Celll-shaded skater’s paradise OlliOlli World is a joy to roll through. Here’s our review of a radical sequel…
The beauty of OlliOlli World is that it could really be about anything. It happens to be about skating, of course, but it’s the purest distilled abstraction, the essential oils of skateboarding injected into a high dexterity forced-scrolling platformer. You don’t have to understand or care for the subject matter to get it, just like you didn’t have to care for motocross to get Trials, yet the results are similarly moreish. With a grasp of the basic physics of riding a wheeled plank – momentum, smooth surfaces – you begin divining perfect lines and executing controller gymnastics to squeeze in tricks. If you’ve got the head for it, you might never stop.
Roll7’s latest embraces abstraction more than previous OlliOllis, in fact, and elopes with it to a land of make-believe. Your customisable skater wants to reach ‘Gnarvana’ by impressing the skate gods across five themed areas, each containing around 15–20 tracks and side distractions. The world’s a pastel haze of lazy rhythms, cartoon friends, and smiling wildlife – exactly where you’d imagine rad skaters grind out eternity once they’ve face-planted off the big half-pipe. It’s a lush playground, only marred by the crew of skate fans who bookend each stage with dialogue you’ll likely skip.
Back on the tarmac, things largely feel as they did on the Vita eight years ago, albeit extra smooth. Pop your board over gaps with a left analogue flick, add rotations to flip it in mid-air. Staying upright is easier now, as you don’t have to time a press of X (cross) to land successfully, although you still should in search of ‘perfect’ touchdowns that boost your score. And, as ever, level-specific challenges such as collecting inflatable cats or landing tricks in particular places provide impetus to try again, along with the ever-present drive to break your personal best score. It’s all good, but a known quantity.
Roll7 isn’t playing it safe, however. Rather, it’s easing you in gently. The stick-focused control scheme is merely a base on which to slowly stack a teetering tower of techniques, giving you time to work on one before the next arrives. So, for example, you may already be familiar with ‘manuals’ – landing and balancing on only the front or back wheels – from OlliOlli 2, and you can still do them at any time, but they aren’t officially introduced via a tutorial until deep into the game. This comes to feel like a good decision, because once the full buffet of tricks is laid out, well, there’s a lot to take on board.
The great plot twist in OlliOlli World, you see, is that all those redundant control pad buttons are silently waiting to make unreasonable demands on your fingers. They want you to string together power pushes, spins, grabs, advanced tricks, late tricks, wall rides, firecrackers (riding down stairs), and so on. And while many of these moves were present before too, they become increasingly dense in conjunction with World’s three-dimensionality, as optional lane changes fork you towards ‘gnarly’ routes, platforms tilt or elevate, and quarter pipes transition you into background or foreground then send you in the opposite direction. Late area tracks become warrens of splits and loops, and even some early stages evolve with newly unlocked paths, giving you a reason to return with a full bag of tricks to smash your previous scores.

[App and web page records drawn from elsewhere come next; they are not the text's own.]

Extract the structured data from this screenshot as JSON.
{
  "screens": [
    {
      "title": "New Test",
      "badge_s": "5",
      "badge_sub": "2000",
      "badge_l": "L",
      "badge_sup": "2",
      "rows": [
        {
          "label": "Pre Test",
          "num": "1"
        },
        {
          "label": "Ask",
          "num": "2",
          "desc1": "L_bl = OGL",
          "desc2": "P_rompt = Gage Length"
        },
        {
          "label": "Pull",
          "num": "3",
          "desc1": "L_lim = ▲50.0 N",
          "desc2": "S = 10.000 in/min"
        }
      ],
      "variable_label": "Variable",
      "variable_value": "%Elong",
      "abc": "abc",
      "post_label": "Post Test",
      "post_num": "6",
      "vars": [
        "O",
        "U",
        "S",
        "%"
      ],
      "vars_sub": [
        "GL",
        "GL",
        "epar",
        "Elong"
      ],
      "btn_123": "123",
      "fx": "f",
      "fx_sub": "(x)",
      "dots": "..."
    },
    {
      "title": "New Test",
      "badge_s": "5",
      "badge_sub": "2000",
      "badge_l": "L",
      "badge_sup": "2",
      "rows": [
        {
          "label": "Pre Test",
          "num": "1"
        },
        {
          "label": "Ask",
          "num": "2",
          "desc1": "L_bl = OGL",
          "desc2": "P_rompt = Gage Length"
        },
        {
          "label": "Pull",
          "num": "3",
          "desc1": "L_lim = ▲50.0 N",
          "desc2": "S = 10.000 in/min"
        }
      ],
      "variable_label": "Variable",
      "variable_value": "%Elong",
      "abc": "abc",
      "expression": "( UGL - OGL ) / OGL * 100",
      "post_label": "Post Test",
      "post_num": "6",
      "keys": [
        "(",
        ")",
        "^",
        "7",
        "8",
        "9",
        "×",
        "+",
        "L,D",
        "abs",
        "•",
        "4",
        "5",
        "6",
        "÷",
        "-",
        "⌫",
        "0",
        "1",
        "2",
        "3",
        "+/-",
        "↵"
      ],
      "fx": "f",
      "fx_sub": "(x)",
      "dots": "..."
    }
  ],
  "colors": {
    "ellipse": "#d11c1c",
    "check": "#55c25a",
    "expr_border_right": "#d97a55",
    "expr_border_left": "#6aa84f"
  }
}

By the third area, then, a pleasant walk in the skatepark has mutated into something scarily wide and deep, not to mention taxing. How quickly you might re-evaluate your ambitions, from acing every challenge to simply reaching the end of a course in one piece. Now you extract maximum speed from downward gradients, time the pop of the board to cross yawning chasms, or scrape along billboards hoping to spring off at the apex of your curve. Always – not compulsorily, but oh-so-temptingly – while trying to construct a score-busting combo with spins and grabs in between.
Is it too complex? Maybe. Respect to you if your brain doesn’t short-circuit at times, forgetting which finger does what. As if unlearning decades of X to jump and replacing it with X to land wasn’t a mammoth task alone, and muddling your grind and manual inputs an ever-present concern. Visually, too, some courses can be hard to parse at speed, at least until you’ve committed them to memory, as rails and platforms on parallax plains fail to differentiate themselves.
But what we’re really looking at here is a high-score chaser with a skill-ceiling stretching to the heavens, which also prides itself on being definitive. On the track and also off it, OlliOlli World is satisfyingly whole, with endless clothing items to style your skater, online team events, a track generator that coughs up seed codes you can share with friends, and extra challenges on every stage after completion.
This is a game that’s exactly what it claims to be – a world of OlliOlli. Even if you’ve never jumped on a board in your life, it’s a fine place to dwell